By Josie Martinez, Senior Partner and Legal Counsel
EBS Capstone, A UBA Partner Firm
It is becoming more and more common for employers to offer wellness incentives to their employees as motivation for employees to improve their overall health and well-being. Management has started to buy in to the fact that there is a correlation between healthier employees, lower medical claims and lower medical premiums, but this only works with employee participation. While an effective means to incentivize employees to do something positive about their health, however, there are tax implications to these incentives that are often overlooked and/or misunderstood by both employers and employees.
Wellness incentives can range from nominal in nature to more significant financial rewards. Employers may offer gift cards or cash, partial or total gym reimbursements, raffles or prizes, free T-shirts, sneakers or even tickets to a sporting event or show. Incentives can also include such things as reductions in employee premiums or contributions and employer contributions to HSAs, HRAs, FSAs, etc. The bottom line is that incentives can come in all forms, shapes and amounts. The issue is how are these incentives treated for tax purposes?
Many types of incentive awards are treated as taxable wages and subject to payroll taxes. Exclusions may apply to amounts provided to employees for “medical care” but expenses that are simply for the benefit of a person’s general health or well-being are not expenses for “medical care” and therefore taxable. The general IRS rule states that any award or prize given by an employer is taxable to an employee as wages, to be included on their W-2 and subject to Federal tax withholdings, as well as Social Security and Medicare taxes unless a tax exemption is explicitly described in the tax code. The most commonly used incentive award that is exempted from taxation in the code is employer contributions to a health plan.
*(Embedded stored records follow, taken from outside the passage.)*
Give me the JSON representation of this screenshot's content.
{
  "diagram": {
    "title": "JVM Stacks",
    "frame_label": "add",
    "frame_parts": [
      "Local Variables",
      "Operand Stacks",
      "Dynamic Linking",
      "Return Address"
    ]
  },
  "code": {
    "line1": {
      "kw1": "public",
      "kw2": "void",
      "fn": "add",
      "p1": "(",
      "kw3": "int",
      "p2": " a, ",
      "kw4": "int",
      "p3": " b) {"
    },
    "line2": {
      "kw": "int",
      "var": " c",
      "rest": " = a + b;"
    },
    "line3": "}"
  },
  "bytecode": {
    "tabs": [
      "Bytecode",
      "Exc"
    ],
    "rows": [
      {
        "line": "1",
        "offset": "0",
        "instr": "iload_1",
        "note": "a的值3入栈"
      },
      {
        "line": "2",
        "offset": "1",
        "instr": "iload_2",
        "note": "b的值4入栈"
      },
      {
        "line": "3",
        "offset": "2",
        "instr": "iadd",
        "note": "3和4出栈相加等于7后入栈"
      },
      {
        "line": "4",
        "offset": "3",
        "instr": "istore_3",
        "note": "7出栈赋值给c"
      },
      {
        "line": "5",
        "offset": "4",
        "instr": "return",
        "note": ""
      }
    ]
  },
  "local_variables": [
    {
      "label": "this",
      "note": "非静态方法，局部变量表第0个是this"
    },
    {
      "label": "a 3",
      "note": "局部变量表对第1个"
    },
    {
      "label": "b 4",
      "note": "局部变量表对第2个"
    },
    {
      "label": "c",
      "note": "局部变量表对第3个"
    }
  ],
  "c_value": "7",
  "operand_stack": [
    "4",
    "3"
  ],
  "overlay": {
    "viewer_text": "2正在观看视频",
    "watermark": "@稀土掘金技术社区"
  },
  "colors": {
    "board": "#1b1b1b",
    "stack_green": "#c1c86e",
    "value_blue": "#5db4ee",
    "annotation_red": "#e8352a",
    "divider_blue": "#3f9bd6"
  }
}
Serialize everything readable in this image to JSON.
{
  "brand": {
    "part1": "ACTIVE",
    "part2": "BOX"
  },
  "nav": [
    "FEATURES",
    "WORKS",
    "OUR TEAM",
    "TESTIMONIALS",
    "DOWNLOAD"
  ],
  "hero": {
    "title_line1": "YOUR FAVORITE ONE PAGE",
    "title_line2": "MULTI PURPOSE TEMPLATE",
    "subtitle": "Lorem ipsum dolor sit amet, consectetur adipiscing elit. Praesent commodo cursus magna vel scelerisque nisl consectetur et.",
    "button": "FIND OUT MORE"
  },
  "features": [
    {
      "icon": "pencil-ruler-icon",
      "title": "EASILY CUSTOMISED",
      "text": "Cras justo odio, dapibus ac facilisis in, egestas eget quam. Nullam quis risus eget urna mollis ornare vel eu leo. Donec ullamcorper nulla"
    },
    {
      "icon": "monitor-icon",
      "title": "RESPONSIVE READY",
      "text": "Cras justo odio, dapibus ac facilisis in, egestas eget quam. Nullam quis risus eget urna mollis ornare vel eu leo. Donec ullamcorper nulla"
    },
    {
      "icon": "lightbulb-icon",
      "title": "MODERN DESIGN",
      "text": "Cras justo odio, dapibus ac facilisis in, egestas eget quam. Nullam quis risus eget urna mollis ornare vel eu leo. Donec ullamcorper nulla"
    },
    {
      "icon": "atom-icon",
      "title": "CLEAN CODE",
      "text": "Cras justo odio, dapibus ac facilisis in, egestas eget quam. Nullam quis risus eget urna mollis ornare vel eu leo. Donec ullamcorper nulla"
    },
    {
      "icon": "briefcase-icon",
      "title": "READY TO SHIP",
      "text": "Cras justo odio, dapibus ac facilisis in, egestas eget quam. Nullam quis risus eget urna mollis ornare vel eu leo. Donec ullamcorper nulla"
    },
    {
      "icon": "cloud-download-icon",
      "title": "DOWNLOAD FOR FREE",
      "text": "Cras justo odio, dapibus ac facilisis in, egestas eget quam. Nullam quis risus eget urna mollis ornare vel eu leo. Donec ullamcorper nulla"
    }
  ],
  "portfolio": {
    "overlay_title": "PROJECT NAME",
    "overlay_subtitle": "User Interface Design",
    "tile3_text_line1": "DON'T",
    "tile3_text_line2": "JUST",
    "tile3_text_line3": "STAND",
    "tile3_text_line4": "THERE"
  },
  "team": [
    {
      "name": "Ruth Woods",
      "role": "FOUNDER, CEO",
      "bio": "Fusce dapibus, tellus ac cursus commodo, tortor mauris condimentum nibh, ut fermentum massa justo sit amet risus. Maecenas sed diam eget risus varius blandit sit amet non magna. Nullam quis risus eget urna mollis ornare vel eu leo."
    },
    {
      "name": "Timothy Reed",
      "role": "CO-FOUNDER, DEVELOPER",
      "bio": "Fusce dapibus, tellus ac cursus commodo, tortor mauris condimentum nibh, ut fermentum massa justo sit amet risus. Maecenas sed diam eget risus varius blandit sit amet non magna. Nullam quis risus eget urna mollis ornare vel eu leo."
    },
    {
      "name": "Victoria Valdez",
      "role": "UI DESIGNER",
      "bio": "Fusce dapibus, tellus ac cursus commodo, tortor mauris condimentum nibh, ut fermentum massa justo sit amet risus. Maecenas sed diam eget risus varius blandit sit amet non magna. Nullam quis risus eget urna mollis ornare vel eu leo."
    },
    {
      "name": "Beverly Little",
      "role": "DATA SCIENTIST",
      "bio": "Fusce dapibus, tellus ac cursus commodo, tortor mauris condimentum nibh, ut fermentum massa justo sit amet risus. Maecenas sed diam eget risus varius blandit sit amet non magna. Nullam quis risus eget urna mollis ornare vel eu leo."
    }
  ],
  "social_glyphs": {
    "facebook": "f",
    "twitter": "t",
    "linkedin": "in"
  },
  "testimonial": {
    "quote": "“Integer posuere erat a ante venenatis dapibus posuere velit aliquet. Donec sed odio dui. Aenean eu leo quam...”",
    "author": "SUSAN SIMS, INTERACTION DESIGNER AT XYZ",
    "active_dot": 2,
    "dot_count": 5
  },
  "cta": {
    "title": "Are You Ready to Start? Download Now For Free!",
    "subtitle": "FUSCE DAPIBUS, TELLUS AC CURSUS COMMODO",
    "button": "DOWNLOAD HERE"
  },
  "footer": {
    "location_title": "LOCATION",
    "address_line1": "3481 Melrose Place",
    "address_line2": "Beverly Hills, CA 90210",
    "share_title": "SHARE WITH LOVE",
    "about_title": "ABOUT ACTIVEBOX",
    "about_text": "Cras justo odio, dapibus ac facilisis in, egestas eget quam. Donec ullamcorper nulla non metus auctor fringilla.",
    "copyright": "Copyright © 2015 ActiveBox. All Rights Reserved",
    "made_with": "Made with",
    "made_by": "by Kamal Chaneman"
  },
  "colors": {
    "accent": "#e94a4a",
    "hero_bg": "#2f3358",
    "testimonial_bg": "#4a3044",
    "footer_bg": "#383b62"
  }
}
So where the wellness program includes an employer reward in the form of lower employee contribution for the health plan, or an employer-funded HRA, these employer paid rewards are tax exempt.
Another exception to the general rule is the “de minimus award” rule. The value of any property or services provided to an employee that has so little value that accounting for it would be unreasonable or administratively impracticable is not included in employee compensation and is not taxable because it is considered de minimus. The IRS states that a de minimis award is one of nominal value and is provided infrequently. Unfortunately, there is no bright-line dollar amount as to what qualifies. A safe bet is probably somewhere between $25 and $100, but not $100 every three months. Again, little guidance is present so employers must use their judgment in deciding whether a particular item is excludable from employee income as a de minimis fringe benefit. Some employers therefore assume that a gift card in a nominal amount should not be taxable to the employee, but cash is always taxable, regardless of the amount, regardless of the reason and regardless of the frequency. If you want to give cash, it is best paid through payroll as wage-related earnings. Gift cards or certificates are considered cash equivalents and therefore treated the same as cash.
A creative incentive is when employers award additional paid time off or permit employees to exercise or attend health classes during work hours. Any wages (i.e., cash) paid with respect to additional “free time” continue to be taxable to the employee and subject to payroll taxes. Finally, the fact that an employer may have a third party to run the wellness program and/or is the one distributing the incentives does not change the rules because ultimately, the third party is really the employer’s agent.
So, while wellness incentives are an effective tool to engage employees about their health, employers must remember that, if they offer taxable wellness incentives, they must report these rewards on the employee’s Form W-2 and withhold appropriate taxes on these amounts.